* Records supplied
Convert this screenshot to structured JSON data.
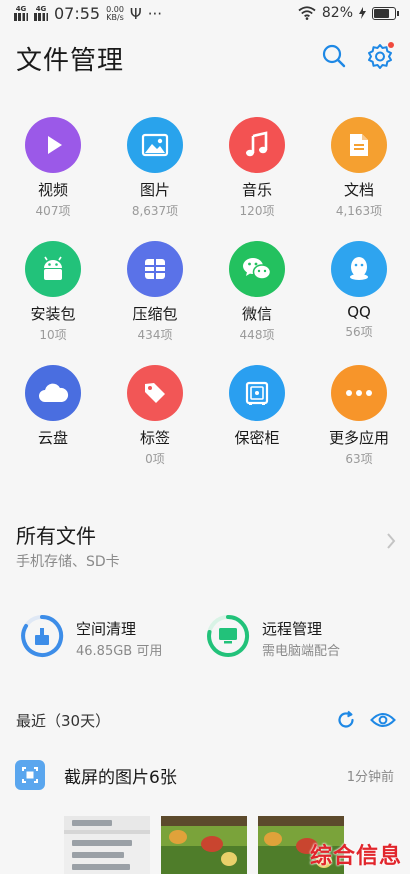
{
  "status_bar": {
    "signal1": "4G",
    "signal2": "4G",
    "time": "07:55",
    "speed_value": "0.00",
    "speed_unit": "KB/s",
    "usb_glyph": "Ψ",
    "more_glyph": "···",
    "battery_text": "82%",
    "battery_level": 82
  },
  "header": {
    "title": "文件管理",
    "search_icon": "search-icon",
    "settings_icon": "gear-icon",
    "accent": "#1e88e5",
    "badge_color": "#f04a3e"
  },
  "categories": [
    {
      "label": "视频",
      "count": "407项",
      "color": "#9b59e8",
      "icon": "play-icon"
    },
    {
      "label": "图片",
      "count": "8,637项",
      "color": "#29a3ec",
      "icon": "image-icon"
    },
    {
      "label": "音乐",
      "count": "120项",
      "color": "#f35252",
      "icon": "music-note-icon"
    },
    {
      "label": "文档",
      "count": "4,163项",
      "color": "#f5a030",
      "icon": "document-icon"
    },
    {
      "label": "安装包",
      "count": "10项",
      "color": "#22c27a",
      "icon": "android-icon"
    },
    {
      "label": "压缩包",
      "count": "434项",
      "color": "#5a72e8",
      "icon": "archive-icon"
    },
    {
      "label": "微信",
      "count": "448项",
      "color": "#23c15f",
      "icon": "wechat-icon"
    },
    {
      "label": "QQ",
      "count": "56项",
      "color": "#2ea4ef",
      "icon": "qq-icon"
    },
    {
      "label": "云盘",
      "count": "",
      "color": "#4a6ee0",
      "icon": "cloud-icon"
    },
    {
      "label": "标签",
      "count": "0项",
      "color": "#f25656",
      "icon": "tag-icon"
    },
    {
      "label": "保密柜",
      "count": "",
      "color": "#2a9ff0",
      "icon": "safe-icon"
    },
    {
      "label": "更多应用",
      "count": "63项",
      "color": "#f7952a",
      "icon": "more-apps-icon"
    }
  ],
  "all_files": {
    "title": "所有文件",
    "subtitle": "手机存储、SD卡"
  },
  "tools": {
    "cleanup": {
      "title": "空间清理",
      "subtitle": "46.85GB 可用"
    },
    "remote": {
      "title": "远程管理",
      "subtitle": "需电脑端配合"
    }
  },
  "recent": {
    "label": "最近（30天）",
    "refresh_icon": "refresh-icon",
    "eye_icon": "eye-icon"
  },
  "recent_group": {
    "title": "截屏的图片6张",
    "time": "1分钟前"
  },
  "watermark": "综合信息"
}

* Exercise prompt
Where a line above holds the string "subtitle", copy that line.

* Reply
    "subtitle": "手机存储、SD卡"
      "subtitle": "46.85GB 可用"
      "subtitle": "需电脑端配合"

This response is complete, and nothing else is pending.